Many years ago when I first started weaving and I still do on my Shannock I hold the cartoon ion lace with wine corks and thumbtacks.  With my designs I really need to keep the cartoon where I can see the outlines and make sure there is no shifting of the cartoon. I have never found a method that holds better then stitching through the vellum I use for my cartoons.

From Karen King of Aubusson House:

Someon in this discussion mentioned the problem of attaching cartoons on a mirrix loom.  I have been using rare earth magnets, which can hold a cartoon to the inside of the upper  or lower beams, or when used in pairs can hold a cartoon directly to the weaving.

I bought the 1/4 inch from Lee Valley Tools.  I have the 1/2 inch for my big loom, but you need strong fingers to use that size.

From Shelley

One of the things I do to help me with my cartoon is I pin it to the hem.. Carpet pins are great.. Recently I have been using packing tape on my transparencies to stabilize the weave structure before I pin the cartoon to the piece..

From Kathe

I can’t get my fingers between the two warps either without messing everything up. I stick something solid- half inch  thick  a piece of 1×6- between the two  front and back warps-not sheds  and use a curved needle. It isn’t the easiest thing to do, but it gets easier with practice.  If it’s a particular bad day I can use the board to shove the cartoon against the back of the tapestry so I can catch it with the curved needle. The board gives me something solid to push the curved needle against as it grabs the distance of the stitch. . I also  use really big curved needles because I have trouble with one finger grabbing and holding tight as I grab the curved needle. My longest part of the stitch is on the back, which is easier then doing all the smaller stitches evenly.

I have been known to start the stitching through a button and use the little clippers that you find at homed depot to hold the cartoon in place while I start the stitching.

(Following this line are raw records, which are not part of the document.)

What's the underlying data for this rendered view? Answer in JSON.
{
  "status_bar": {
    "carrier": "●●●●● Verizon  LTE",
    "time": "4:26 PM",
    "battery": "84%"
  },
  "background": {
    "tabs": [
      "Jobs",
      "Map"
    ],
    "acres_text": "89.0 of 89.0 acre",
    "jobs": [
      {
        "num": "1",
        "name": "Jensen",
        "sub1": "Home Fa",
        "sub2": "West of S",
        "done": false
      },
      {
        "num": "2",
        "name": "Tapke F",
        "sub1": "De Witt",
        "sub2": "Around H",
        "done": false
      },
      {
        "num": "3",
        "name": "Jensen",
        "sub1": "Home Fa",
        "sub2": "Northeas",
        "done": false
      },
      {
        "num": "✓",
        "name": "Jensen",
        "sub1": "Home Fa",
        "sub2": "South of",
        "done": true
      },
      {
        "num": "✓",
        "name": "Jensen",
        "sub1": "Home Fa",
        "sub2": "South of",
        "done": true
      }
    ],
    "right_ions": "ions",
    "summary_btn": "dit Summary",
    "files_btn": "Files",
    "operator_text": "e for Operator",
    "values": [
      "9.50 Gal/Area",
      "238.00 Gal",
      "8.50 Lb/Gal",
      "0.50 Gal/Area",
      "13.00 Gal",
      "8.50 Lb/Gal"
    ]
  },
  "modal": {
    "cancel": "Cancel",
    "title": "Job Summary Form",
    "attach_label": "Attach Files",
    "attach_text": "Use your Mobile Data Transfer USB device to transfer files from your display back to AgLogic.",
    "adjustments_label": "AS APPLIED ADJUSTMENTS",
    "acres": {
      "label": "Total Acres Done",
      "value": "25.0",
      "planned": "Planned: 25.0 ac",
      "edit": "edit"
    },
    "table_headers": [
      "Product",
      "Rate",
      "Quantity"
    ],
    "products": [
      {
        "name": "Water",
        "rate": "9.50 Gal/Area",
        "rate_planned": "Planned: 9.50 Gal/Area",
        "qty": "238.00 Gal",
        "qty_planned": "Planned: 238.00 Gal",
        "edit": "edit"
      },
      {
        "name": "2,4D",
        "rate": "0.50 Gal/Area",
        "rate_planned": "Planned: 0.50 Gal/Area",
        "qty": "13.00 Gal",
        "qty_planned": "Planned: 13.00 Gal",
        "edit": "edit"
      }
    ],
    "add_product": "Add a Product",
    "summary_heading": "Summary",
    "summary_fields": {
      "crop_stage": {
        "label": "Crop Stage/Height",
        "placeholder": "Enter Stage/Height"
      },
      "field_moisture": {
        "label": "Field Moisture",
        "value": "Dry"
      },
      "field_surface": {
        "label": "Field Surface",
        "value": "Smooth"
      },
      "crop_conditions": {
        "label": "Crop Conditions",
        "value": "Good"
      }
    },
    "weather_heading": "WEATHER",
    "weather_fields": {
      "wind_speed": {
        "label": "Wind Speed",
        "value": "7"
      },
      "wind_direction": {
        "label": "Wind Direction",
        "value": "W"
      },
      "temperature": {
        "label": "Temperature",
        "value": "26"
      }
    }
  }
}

Bottom line—we all have to find what works best for us. At least these ideas are a starting point for finding out what what method might be best.

I definitely plan on buying Kathe’s book So Warped.image I think it will have much useful information. And, as we know, I’ve definitely got a warping problem when it comes to the continuous kind! I couldn’t get the web page to load this morning, but do a search for Fine Fiber Press to find the book.

Sherri Woodard Coffey